Task item - Please return the listing below word for word, minus its pictures.

Records for the task -
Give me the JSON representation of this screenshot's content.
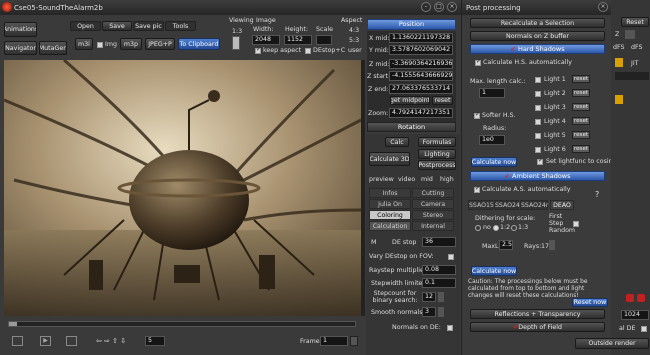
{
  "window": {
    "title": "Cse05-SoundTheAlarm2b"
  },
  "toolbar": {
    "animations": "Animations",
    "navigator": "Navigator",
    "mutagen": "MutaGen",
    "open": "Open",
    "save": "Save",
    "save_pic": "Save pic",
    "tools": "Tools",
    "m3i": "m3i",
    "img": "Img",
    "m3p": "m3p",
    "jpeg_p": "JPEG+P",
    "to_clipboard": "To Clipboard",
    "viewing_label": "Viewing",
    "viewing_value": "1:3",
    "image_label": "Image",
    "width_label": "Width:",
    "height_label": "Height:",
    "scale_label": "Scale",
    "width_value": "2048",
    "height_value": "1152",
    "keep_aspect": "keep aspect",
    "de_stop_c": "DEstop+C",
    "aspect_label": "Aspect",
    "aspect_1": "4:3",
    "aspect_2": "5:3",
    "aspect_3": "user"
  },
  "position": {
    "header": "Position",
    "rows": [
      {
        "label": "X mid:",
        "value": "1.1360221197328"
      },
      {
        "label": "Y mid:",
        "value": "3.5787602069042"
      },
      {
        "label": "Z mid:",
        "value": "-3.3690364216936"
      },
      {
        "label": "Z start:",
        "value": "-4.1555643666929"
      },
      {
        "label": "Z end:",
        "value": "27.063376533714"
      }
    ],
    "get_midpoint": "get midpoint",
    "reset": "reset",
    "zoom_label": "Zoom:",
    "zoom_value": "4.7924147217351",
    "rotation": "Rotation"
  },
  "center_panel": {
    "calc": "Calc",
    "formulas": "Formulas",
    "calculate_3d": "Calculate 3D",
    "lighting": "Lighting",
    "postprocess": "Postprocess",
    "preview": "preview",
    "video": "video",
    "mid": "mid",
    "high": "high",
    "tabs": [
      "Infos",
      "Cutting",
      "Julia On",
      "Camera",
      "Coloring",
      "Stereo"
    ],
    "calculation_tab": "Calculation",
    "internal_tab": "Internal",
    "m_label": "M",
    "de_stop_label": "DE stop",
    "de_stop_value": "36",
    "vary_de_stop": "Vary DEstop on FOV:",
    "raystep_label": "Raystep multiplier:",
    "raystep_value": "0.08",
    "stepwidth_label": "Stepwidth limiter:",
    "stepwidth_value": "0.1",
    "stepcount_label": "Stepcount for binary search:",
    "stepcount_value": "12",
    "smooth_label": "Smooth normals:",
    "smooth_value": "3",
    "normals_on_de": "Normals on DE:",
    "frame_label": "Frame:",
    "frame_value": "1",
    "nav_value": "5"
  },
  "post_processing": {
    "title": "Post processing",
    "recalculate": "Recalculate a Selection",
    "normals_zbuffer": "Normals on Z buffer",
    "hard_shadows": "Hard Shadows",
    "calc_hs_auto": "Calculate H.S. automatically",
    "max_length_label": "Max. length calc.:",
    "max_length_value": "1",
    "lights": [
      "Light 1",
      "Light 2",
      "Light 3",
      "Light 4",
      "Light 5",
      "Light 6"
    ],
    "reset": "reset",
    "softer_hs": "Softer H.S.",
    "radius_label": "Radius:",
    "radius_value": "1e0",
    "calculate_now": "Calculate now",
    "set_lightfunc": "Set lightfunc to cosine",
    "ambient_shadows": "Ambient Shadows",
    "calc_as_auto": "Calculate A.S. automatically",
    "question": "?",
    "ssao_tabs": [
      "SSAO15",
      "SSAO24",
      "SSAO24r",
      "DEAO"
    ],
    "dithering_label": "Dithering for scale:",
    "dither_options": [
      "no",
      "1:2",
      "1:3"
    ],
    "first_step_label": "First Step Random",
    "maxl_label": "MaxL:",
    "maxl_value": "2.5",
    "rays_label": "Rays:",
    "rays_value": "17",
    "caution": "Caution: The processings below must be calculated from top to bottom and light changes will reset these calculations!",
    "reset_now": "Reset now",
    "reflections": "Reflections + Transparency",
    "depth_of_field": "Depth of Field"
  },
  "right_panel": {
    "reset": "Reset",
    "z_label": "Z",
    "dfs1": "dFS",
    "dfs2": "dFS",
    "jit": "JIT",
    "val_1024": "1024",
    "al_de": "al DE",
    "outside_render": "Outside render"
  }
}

Output -
Give me the JSON representation of this screenshot's content.
{
  "window": {
    "title": "Cse05-SoundTheAlarm2b"
  },
  "toolbar": {
    "animations": "Animations",
    "navigator": "Navigator",
    "mutagen": "MutaGen",
    "open": "Open",
    "save": "Save",
    "save_pic": "Save pic",
    "tools": "Tools",
    "m3i": "m3i",
    "img": "Img",
    "m3p": "m3p",
    "jpeg_p": "JPEG+P",
    "to_clipboard": "To Clipboard",
    "viewing_label": "Viewing",
    "viewing_value": "1:3",
    "image_label": "Image",
    "width_label": "Width:",
    "height_label": "Height:",
    "scale_label": "Scale",
    "width_value": "2048",
    "height_value": "1152",
    "keep_aspect": "keep aspect",
    "de_stop_c": "DEstop+C",
    "aspect_label": "Aspect",
    "aspect_1": "4:3",
    "aspect_2": "5:3",
    "aspect_3": "user"
  },
  "position": {
    "header": "Position",
    "rows": [
      {
        "label": "X mid:",
        "value": "1.1360221197328"
      },
      {
        "label": "Y mid:",
        "value": "3.5787602069042"
      },
      {
        "label": "Z mid:",
        "value": "-3.3690364216936"
      },
      {
        "label": "Z start:",
        "value": "-4.1555643666929"
      },
      {
        "label": "Z end:",
        "value": "27.063376533714"
      }
    ],
    "get_midpoint": "get midpoint",
    "reset": "reset",
    "zoom_label": "Zoom:",
    "zoom_value": "4.7924147217351",
    "rotation": "Rotation"
  },
  "center_panel": {
    "calc": "Calc",
    "formulas": "Formulas",
    "calculate_3d": "Calculate 3D",
    "lighting": "Lighting",
    "postprocess": "Postprocess",
    "preview": "preview",
    "video": "video",
    "mid": "mid",
    "high": "high",
    "tabs": [
      "Infos",
      "Cutting",
      "Julia On",
      "Camera",
      "Coloring",
      "Stereo"
    ],
    "calculation_tab": "Calculation",
    "internal_tab": "Internal",
    "m_label": "M",
    "de_stop_label": "DE stop",
    "de_stop_value": "36",
    "vary_de_stop": "Vary DEstop on FOV:",
    "raystep_label": "Raystep multiplier:",
    "raystep_value": "0.08",
    "stepwidth_label": "Stepwidth limiter:",
    "stepwidth_value": "0.1",
    "stepcount_label": "Stepcount for binary search:",
    "stepcount_value": "12",
    "smooth_label": "Smooth normals:",
    "smooth_value": "3",
    "normals_on_de": "Normals on DE:",
    "frame_label": "Frame:",
    "frame_value": "1",
    "nav_value": "5"
  },
  "post_processing": {
    "title": "Post processing",
    "recalculate": "Recalculate a Selection",
    "normals_zbuffer": "Normals on Z buffer",
    "hard_shadows": "Hard Shadows",
    "calc_hs_auto": "Calculate H.S. automatically",
    "max_length_label": "Max. length calc.:",
    "max_length_value": "1",
    "lights": [
      "Light 1",
      "Light 2",
      "Light 3",
      "Light 4",
      "Light 5",
      "Light 6"
    ],
    "reset": "reset",
    "softer_hs": "Softer H.S.",
    "radius_label": "Radius:",
    "radius_value": "1e0",
    "calculate_now": "Calculate now",
    "set_lightfunc": "Set lightfunc to cosine",
    "ambient_shadows": "Ambient Shadows",
    "calc_as_auto": "Calculate A.S. automatically",
    "question": "?",
    "ssao_tabs": [
      "SSAO15",
      "SSAO24",
      "SSAO24r",
      "DEAO"
    ],
    "dithering_label": "Dithering for scale:",
    "dither_options": [
      "no",
      "1:2",
      "1:3"
    ],
    "first_step_label": "First Step Random",
    "maxl_label": "MaxL:",
    "maxl_value": "2.5",
    "rays_label": "Rays:",
    "rays_value": "17",
    "caution": "Caution: The processings below must be calculated from top to bottom and light changes will reset these calculations!",
    "reset_now": "Reset now",
    "reflections": "Reflections + Transparency",
    "depth_of_field": "Depth of Field"
  },
  "right_panel": {
    "reset": "Reset",
    "z_label": "Z",
    "dfs1": "dFS",
    "dfs2": "dFS",
    "jit": "JIT",
    "val_1024": "1024",
    "al_de": "al DE",
    "outside_render": "Outside render"
  }
}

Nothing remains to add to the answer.